Law Professors Doing Public Relations for Honduras’ Post-Coup Corporate-Run State
For an update on the situation in Honduras see our piece: “Democracy, Reconciliation, and Justice Returns to Honduras? Not Yet…” WilderUtopia.com.
Three law professor “specialists in comparative constitutional law,” Noah Feldman (Harvard), David Landau (Florida State), and Brian Sheppard (Seton Hall), achieve somersaults in logic in order to deny the reality on the ground in Honduras. Their piece appeared in the Los Angeles Times on June 7 entitled: “Fixing Honduras: The crisis that led to President Manuel Zelaya’s ouster underscores the importance of strengthening constitutional controls over both the military and the executive.”
Their first question is egregious: “Was there a coup d’etat in 2009?” That they could ask the question is telling. They assert that President Zelaya “violated Honduran law when he tried to hold a referendum asking voters whether they wanted to call a constituent assembly to rewrite the constitution.” Then they threw in the tired line: “…foes claimed the goal was to extend his stay in office.”
President Zelaya had not tried to change the constitution to implement re-election. He had not even tried to change the constitution, nor held a referendum. He was trying to take a non-binding public opinion poll called an encuesta. His real transgression was stated by RAJ in the blog Honduras Coup 2009:
There is a dispute about whether opinion polls could take place at all. The decisions by a lower court, which the Supreme Court refused to review, did tell the Zelaya administration not to do anything to ask citizen opinion, not even to think about anything of the kind. Whether that really was a decision whose violation could be prosecuted as a criminal matter (rather than an administrative matter) is something we will never know, because the actual encuesta was cut off by the coup d’etat. What is clear is that the poll on June 28 would not have been carried out with the support of the Armed Forces (illegal and grounds for impeachment), nor under the supervision of the National Election Tribunal (also illegal), and therefore was not the kind of process called for under Article 5 (the article coup apologists point to as reasoning for his removal) for referenda or plebiscites.
Constitutional Limits, If Only… The focus of the Times article relies on the quote: “Before the next crisis, (Honduras) needs stronger constitutional limits on both the military and the executive.”

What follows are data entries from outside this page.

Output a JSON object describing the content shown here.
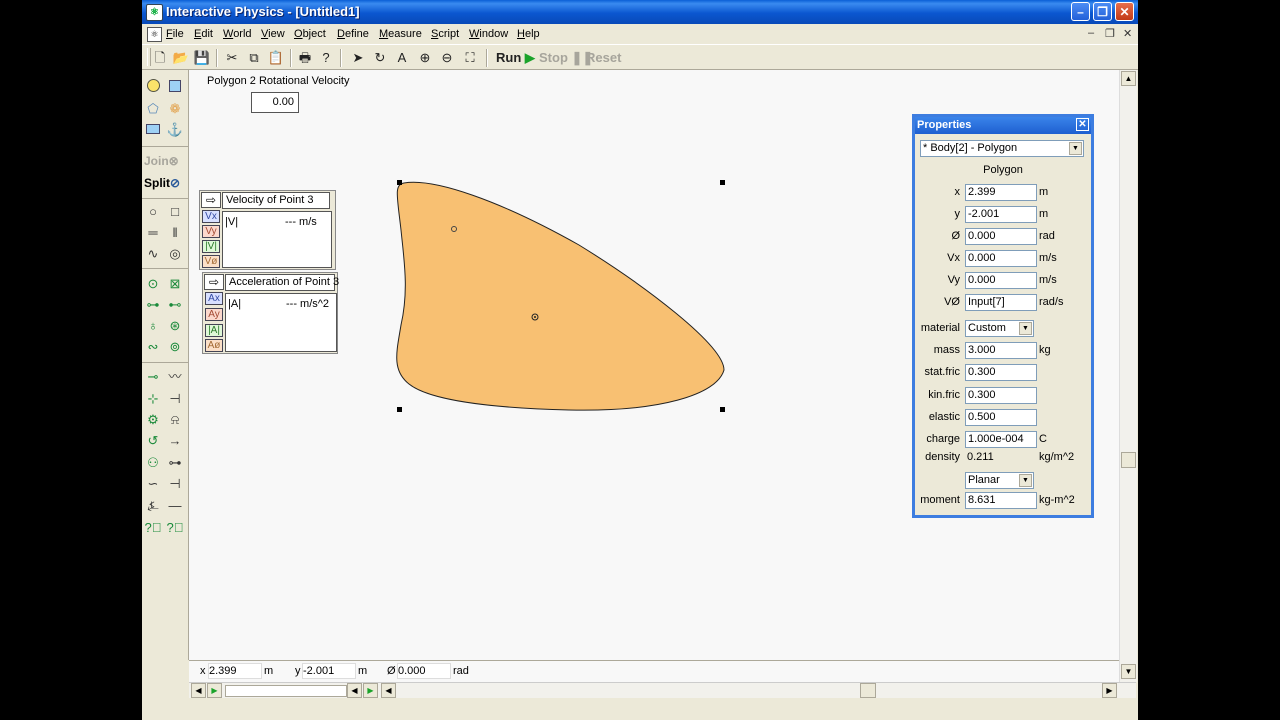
{
  "window": {
    "title": "Interactive Physics - [Untitled1]"
  },
  "menu": [
    "File",
    "Edit",
    "World",
    "View",
    "Object",
    "Define",
    "Measure",
    "Script",
    "Window",
    "Help"
  ],
  "toolbar": {
    "run": "Run",
    "stop": "Stop",
    "reset": "Reset"
  },
  "palette": {
    "join": "Join",
    "split": "Split"
  },
  "rot_meter": {
    "title": "Polygon 2 Rotational Velocity",
    "value": "0.00"
  },
  "velocity_meter": {
    "title": "Velocity of Point 3",
    "chips": [
      "Vx",
      "Vy",
      "|V|",
      "Vø"
    ],
    "readout_label": "|V|",
    "readout_value": "--- m/s"
  },
  "accel_meter": {
    "title": "Acceleration of Point 3",
    "chips": [
      "Ax",
      "Ay",
      "|A|",
      "Aø"
    ],
    "readout_label": "|A|",
    "readout_value": "--- m/s^2"
  },
  "properties": {
    "title": "Properties",
    "object_select": "* Body[2] - Polygon",
    "type": "Polygon",
    "fields": [
      {
        "label": "x",
        "value": "2.399",
        "unit": "m"
      },
      {
        "label": "y",
        "value": "-2.001",
        "unit": "m"
      },
      {
        "label": "Ø",
        "value": "0.000",
        "unit": "rad"
      },
      {
        "label": "Vx",
        "value": "0.000",
        "unit": "m/s"
      },
      {
        "label": "Vy",
        "value": "0.000",
        "unit": "m/s"
      },
      {
        "label": "VØ",
        "value": "Input[7]",
        "unit": "rad/s"
      }
    ],
    "material_label": "material",
    "material_value": "Custom",
    "fields2": [
      {
        "label": "mass",
        "value": "3.000",
        "unit": "kg"
      },
      {
        "label": "stat.fric",
        "value": "0.300",
        "unit": ""
      },
      {
        "label": "kin.fric",
        "value": "0.300",
        "unit": ""
      },
      {
        "label": "elastic",
        "value": "0.500",
        "unit": ""
      },
      {
        "label": "charge",
        "value": "1.000e-004",
        "unit": "C"
      }
    ],
    "density_label": "density",
    "density_value": "0.211",
    "density_unit": "kg/m^2",
    "planar": "Planar",
    "moment_label": "moment",
    "moment_value": "8.631",
    "moment_unit": "kg-m^2"
  },
  "status": {
    "x_label": "x",
    "x_value": "2.399",
    "x_unit": "m",
    "y_label": "y",
    "y_value": "-2.001",
    "y_unit": "m",
    "o_label": "Ø",
    "o_value": "0.000",
    "o_unit": "rad"
  },
  "colors": {
    "polygon_fill": "#f8c072",
    "titlebar": "#0b57d0"
  }
}
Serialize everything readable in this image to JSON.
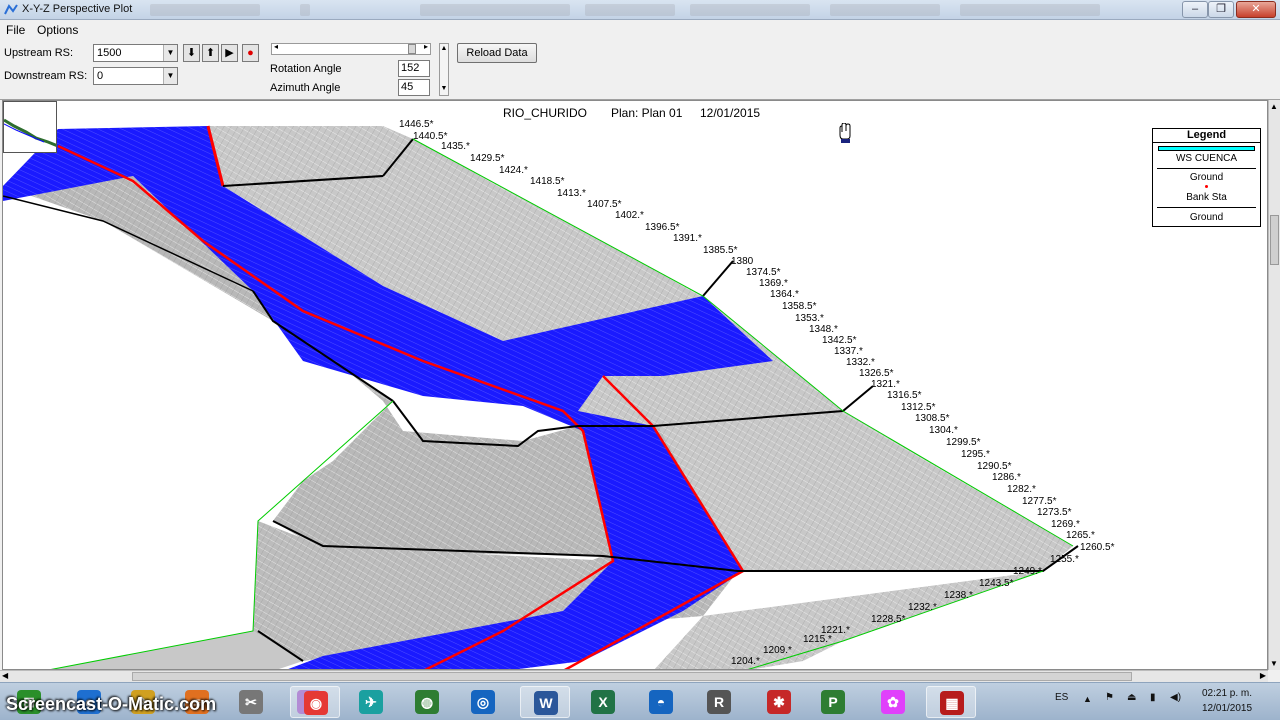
{
  "window": {
    "title": "X-Y-Z Perspective Plot"
  },
  "menu": {
    "items": [
      "File",
      "Options"
    ]
  },
  "controls": {
    "upstream_label": "Upstream RS:",
    "upstream_value": "1500",
    "downstream_label": "Downstream RS:",
    "downstream_value": "0",
    "rotation_label": "Rotation Angle",
    "rotation_value": "152",
    "azimuth_label": "Azimuth Angle",
    "azimuth_value": "45",
    "reload_label": "Reload Data"
  },
  "plot": {
    "title": "RIO_CHURIDO",
    "plan": "Plan: Plan 01",
    "date": "12/01/2015",
    "colors": {
      "water": "#1a1aff",
      "bank_line": "#ff0000",
      "ground": "#c8c8c8",
      "outline": "#000000",
      "edge": "#00cc00"
    },
    "station_labels": [
      "1446.5*",
      "1440.5*",
      "1435.*",
      "1429.5*",
      "1424.*",
      "1418.5*",
      "1413.*",
      "1407.5*",
      "1402.*",
      "1396.5*",
      "1391.*",
      "1385.5*",
      "1380",
      "1374.5*",
      "1369.*",
      "1364.*",
      "1358.5*",
      "1353.*",
      "1348.*",
      "1342.5*",
      "1337.*",
      "1332.*",
      "1326.5*",
      "1321.*",
      "1316.5*",
      "1312.5*",
      "1308.5*",
      "1304.*",
      "1299.5*",
      "1295.*",
      "1290.5*",
      "1286.*",
      "1282.*",
      "1277.5*",
      "1273.5*",
      "1269.*",
      "1265.*",
      "1260.5*",
      "1255.*",
      "1249.*",
      "1243.5*",
      "1238.*",
      "1232.*",
      "1228.5*",
      "1221.*",
      "1215.*",
      "1209.*",
      "1204.*"
    ]
  },
  "legend": {
    "title": "Legend",
    "items": [
      "WS CUENCA",
      "Ground",
      "Bank Sta",
      "Ground"
    ],
    "ws_color": "#00ffff",
    "bank_color": "#ff0000"
  },
  "taskbar": {
    "apps": [
      "start-orb",
      "ie-icon",
      "sketch-icon",
      "calc-icon",
      "edit-icon",
      "paint-icon",
      "chrome-icon",
      "hec-icon",
      "globe-icon",
      "search-globe-icon",
      "word-icon",
      "excel-icon",
      "earth-icon",
      "ras-icon",
      "star-icon",
      "publisher-icon",
      "flower-icon",
      "screencast-icon"
    ],
    "lang": "ES",
    "time": "02:21 p. m.",
    "date": "12/01/2015"
  },
  "watermark": "Screencast-O-Matic.com"
}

Adrienne Pine, an anthropologist who teaches at American University, illustrates the unreality of these nebulous assertions of constitutional limits in her piece “Law Professors on Crack, Civilian Control over the Military, and more National Endowment for Democracy,” on Quotha.net. She posits the counterfactuality of civilian control over anything, “as if”:
- In Honduras there were citizen control over any part of the government in the “democratic” sense implied, that would make this anything more than lip service;
- There were a single reason to maintain a military in Honduras, other than to suppress free speech and opposition to neoliberal policies by harassing, shooting at, teargassing, disappearing, torturing and carrying out targeted assassinations of nurses, teachers, students, indigenas, campesinos and other Resistance members;
- We had civilian control over the military in the United States! I don’t even have bloody representation here in the colony of DC, let alone any say whatsoever in the fact that 86% of federal resources is controlled by the DoD. When the valiant National Endowment for Democracy (NED) starts demanding civilian control over the military here, maybe I’ll start taking it seriously there.
NED financed the “free and fair” 2009 elections that all political parties boycotted except that of the winner (Porfirio “Pepe” Lobo). Elections unmonitored by international organizations, partly the basis of Honduras being left out of the Organization of American States, until the recent Cartagena Accords that let Zelaya back in the country.
The crowning blow of reality redefinement came when our specialist professors claim that:
“The relative calm of the last two years in Honduras has brought with it the opportunity to engage in unpressured analysis of these issues. Reform is needed now because it would not be possible to make it happen under the pressures of a crisis. Honduras should seize the moment to make improvements that can help keep democracy safe in moments of crisis.”
Blip, away goes the oppression, murder, disappearances, and general sense of dictatorship in the service of multinational corporations that has befallen Honduras since mid-2009.
With President Zelaya back in Honduras, maybe we will see a new dialogue, where these theoretical reforms can begin to have some meaning. But listening to our “Truth Commission” specialists, we are not quite there yet.
As an aside from an ignominious history, an alternative view of Dr. Feldman’s qualifications to rewrite the Iraqi constitution with telling criticism from the late Palestinian-American literary theorist Edward Said: